Many local summer camps have already started or are just now getting started. This week, we’re giving you a look at some with spots still available.
Minnesotans know the sand and salt used to clear the roads in the winter is helpful to drivers. For University of Minnesota biologist Emilie Snell-Rood, who didn’t grow up here, the MnDOT trucks made her curious.
This month, high school students in southern Minnesota will have a kangaroo, a fox and an armadillo in their classroom. In June, a nursing home will get a visit from a tortoise, a parrot and a dingo. It sounds strange, but it’s possible because of one guy who’s believed to be one of the youngest zookeepers in the country.
Most people can’t take their pets to work with them. There are exceptions, of course, like K-9 handlers, pet groomers, dog sitters, vapid socialites. But for the rest of us, those six to 10 hours away from home can be stressful, especially for the pets. WCCO recently did a story on a Burnsville-based company that created a wall-mounted camera/video/motion-sensor device called PetChatz, which can even remotely dispense treats.
Police in Bloomington are warning residents about an increase in coyotes sighted in parts of the Twin Cities suburb. The police department has sent letters warning people about the increase over the last few weeks.
The Como Park Zoo and Conservatory is helping pranksters again this April Fools’ Day. The zoo has set up four fake hotlines to help fool your co-workers, family and friends. Each hotline has a special pre-recorded message. You can trick people into calling Mr. Lion at 651-487-8266, Ms. Ella Fint at 651-487-8267, Ms. Wolf at 651-487-8268 or Ms. Anna Conda at 651-487-8289.
It is an unmistakable sound in nature. A chorus of voices we don’t often get to hear up close, let alone see in person. But at the Wildlife Science Center in Columbus, visitors can witness this unique melody while learning at the same time. “Our mission is science education for kids that makes it fun,” said Peggy Callahan, the center’s executive director.
Formal charges have been filed against two Pine County women who are accused of the neglect and abuse of more than 100 animals on a farm near Pine City. According to the Pine County Sheriff’s office, Kathleen Mary Doenz, 65, and her mother, 86-year-old Gloria Irene Carlson, were each charged Friday with five felony counts, five gross misdemeanor counts and four misdemeanor counts related to the abuse and neglect of horses, dogs, cats, chickens, ducks and other animals on their property.
It’s hard to believe any birds can tough out our Minnesota winters. Swans in Monticello choose to stay through the ice and snow, some even living on ice with only a patch of water nearby. But lately, the Department of Natural Resources has received a lot of calls about birds on ice. Nongame Wildlife Information Officer Lori Naumann says people think they’re stranded, but that’s usually not the case.
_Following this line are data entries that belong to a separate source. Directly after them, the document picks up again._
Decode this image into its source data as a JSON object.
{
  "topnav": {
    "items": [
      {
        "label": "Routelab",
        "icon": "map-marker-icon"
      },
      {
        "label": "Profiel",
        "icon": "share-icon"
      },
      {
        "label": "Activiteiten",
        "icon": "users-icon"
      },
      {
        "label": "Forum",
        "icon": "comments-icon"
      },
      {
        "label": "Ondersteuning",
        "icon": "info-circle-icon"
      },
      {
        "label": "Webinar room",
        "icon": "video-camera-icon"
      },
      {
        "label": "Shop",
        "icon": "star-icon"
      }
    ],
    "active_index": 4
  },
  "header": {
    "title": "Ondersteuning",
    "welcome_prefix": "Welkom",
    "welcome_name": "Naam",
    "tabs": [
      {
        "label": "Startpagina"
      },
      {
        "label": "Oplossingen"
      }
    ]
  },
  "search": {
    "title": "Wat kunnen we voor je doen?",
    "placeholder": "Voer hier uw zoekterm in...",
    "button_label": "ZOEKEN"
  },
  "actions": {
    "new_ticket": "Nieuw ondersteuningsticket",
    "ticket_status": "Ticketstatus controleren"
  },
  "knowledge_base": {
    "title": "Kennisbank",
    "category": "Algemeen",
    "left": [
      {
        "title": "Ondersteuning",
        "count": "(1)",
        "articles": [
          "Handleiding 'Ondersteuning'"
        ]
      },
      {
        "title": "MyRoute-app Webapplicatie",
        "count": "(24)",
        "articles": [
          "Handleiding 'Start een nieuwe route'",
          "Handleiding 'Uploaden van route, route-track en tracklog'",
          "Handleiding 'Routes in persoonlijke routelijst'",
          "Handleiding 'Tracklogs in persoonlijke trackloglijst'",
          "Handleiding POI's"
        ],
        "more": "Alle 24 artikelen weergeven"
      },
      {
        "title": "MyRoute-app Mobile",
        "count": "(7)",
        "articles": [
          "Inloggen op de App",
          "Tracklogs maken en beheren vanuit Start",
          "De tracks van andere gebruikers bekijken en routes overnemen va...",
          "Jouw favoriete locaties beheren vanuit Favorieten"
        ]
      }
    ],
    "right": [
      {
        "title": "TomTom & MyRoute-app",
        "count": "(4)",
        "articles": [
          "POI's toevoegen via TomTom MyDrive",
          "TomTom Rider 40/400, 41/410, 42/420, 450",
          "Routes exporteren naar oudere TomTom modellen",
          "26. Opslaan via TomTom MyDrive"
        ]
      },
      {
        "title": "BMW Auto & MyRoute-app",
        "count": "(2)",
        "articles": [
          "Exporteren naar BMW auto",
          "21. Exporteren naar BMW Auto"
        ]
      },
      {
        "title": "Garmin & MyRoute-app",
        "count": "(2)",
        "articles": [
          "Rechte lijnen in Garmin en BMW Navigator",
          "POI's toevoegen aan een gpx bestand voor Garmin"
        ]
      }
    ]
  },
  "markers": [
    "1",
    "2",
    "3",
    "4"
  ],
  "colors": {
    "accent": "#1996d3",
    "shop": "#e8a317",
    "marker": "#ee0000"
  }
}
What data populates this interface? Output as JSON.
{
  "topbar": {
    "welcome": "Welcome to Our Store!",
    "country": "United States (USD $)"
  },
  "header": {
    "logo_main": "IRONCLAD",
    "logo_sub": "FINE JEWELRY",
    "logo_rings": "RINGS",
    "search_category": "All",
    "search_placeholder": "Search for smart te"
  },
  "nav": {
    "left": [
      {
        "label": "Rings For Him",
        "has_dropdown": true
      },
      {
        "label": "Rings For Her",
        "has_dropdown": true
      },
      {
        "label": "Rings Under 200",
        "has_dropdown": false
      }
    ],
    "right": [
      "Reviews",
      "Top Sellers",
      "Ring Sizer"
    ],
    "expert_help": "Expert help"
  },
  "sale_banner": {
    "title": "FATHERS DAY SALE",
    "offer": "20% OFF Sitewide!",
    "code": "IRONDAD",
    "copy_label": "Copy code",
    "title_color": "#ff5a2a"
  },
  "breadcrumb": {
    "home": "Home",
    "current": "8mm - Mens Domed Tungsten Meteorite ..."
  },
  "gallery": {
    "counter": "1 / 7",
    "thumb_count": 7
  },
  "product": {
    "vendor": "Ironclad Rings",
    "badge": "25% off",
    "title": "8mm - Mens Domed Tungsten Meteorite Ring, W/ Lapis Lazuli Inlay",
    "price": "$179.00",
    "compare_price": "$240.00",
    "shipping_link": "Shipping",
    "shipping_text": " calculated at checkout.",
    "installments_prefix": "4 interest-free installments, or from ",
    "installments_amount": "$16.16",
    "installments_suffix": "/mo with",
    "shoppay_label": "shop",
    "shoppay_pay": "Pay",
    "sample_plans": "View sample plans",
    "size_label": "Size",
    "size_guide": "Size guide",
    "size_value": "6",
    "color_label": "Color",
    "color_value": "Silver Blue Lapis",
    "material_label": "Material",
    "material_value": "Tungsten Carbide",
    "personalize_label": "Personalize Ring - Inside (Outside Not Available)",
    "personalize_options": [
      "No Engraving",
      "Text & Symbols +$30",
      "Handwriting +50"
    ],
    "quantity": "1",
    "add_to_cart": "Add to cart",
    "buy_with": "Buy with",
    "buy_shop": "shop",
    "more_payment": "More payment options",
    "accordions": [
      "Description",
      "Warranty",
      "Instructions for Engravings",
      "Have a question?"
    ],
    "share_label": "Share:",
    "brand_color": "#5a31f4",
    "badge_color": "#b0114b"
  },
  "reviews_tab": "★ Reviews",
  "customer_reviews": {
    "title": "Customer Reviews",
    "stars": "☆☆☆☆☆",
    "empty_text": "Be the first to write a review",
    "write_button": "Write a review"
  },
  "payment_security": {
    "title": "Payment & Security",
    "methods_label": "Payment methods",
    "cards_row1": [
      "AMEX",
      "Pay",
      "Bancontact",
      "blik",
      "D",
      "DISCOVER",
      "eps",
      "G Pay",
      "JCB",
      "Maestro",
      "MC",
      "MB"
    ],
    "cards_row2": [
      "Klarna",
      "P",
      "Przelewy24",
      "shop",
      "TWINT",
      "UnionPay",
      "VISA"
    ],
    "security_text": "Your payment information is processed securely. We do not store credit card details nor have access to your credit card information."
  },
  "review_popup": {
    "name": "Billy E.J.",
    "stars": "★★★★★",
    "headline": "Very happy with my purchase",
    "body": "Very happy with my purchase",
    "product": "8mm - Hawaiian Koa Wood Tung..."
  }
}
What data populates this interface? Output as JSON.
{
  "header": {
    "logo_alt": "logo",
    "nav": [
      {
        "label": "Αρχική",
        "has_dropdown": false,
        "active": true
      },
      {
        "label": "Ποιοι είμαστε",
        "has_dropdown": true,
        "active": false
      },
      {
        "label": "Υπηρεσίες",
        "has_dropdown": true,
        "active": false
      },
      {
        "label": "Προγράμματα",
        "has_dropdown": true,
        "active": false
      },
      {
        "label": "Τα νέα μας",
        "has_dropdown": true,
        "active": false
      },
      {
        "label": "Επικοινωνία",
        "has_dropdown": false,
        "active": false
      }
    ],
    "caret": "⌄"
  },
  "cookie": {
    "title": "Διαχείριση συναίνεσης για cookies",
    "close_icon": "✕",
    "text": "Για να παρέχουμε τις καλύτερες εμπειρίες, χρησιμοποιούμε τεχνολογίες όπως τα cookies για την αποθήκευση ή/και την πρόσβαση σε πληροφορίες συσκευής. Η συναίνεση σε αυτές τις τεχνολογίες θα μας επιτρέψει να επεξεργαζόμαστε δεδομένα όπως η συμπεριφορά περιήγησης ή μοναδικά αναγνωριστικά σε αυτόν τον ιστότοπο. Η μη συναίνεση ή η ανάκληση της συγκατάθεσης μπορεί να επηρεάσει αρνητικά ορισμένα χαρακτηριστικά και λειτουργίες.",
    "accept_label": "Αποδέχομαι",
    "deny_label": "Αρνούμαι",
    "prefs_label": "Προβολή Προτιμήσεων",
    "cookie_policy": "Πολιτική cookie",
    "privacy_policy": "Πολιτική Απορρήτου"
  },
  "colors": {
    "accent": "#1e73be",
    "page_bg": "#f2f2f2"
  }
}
Man’s best friend was the man of the hour Saturday afternoon at a fundraiser in south Minneapolis. Underdog Rescue and Sweet Retreat Bakery on 50th Street and France Avenue hosted the event for a dog named Turtle, a puppy-mill survivor. Turtle has been going through treatments for pneumonia, and his vet bills have reached more than $10,000. Shannon McKenzie, director of Underdog Rescue, says every $1 cupcake sold at the fundraiser will help offset some of those expenses.
Three people have confirmed E. coli infections from a Minnesota pumpkin patch petting zoo, according to the Minnesota Department of Health. The three cases are all children – from 15 months old to 7 years old – and one child is hospitalized with hemolytic uremic syndrome (HUS), a serious complication of an E. coli infection characterized by kidney failure.
The Twin Cities may be an urban environment, but wildlife still surrounds the area. Living in close quarters can sometimes cause injuries to animals, and that’s where the Wildlife Rehabilitation Center steps in – a non-profit that’s having one of its busiest years ever. For more than 30 years, it’s been the healing sanctuary for sick and injured animals from all over Minnesota. Veterinarian Renee Schott says the center takes in a variety of animals.
About 200 animals that were rescued from a breeding facility in northern Minnesota will go up for adoption in the Twin Cities on Saturday. “We’re gonna have a mad rush at our shelters tomorrow,” said Kathie Johnson with the Animal Humane Society.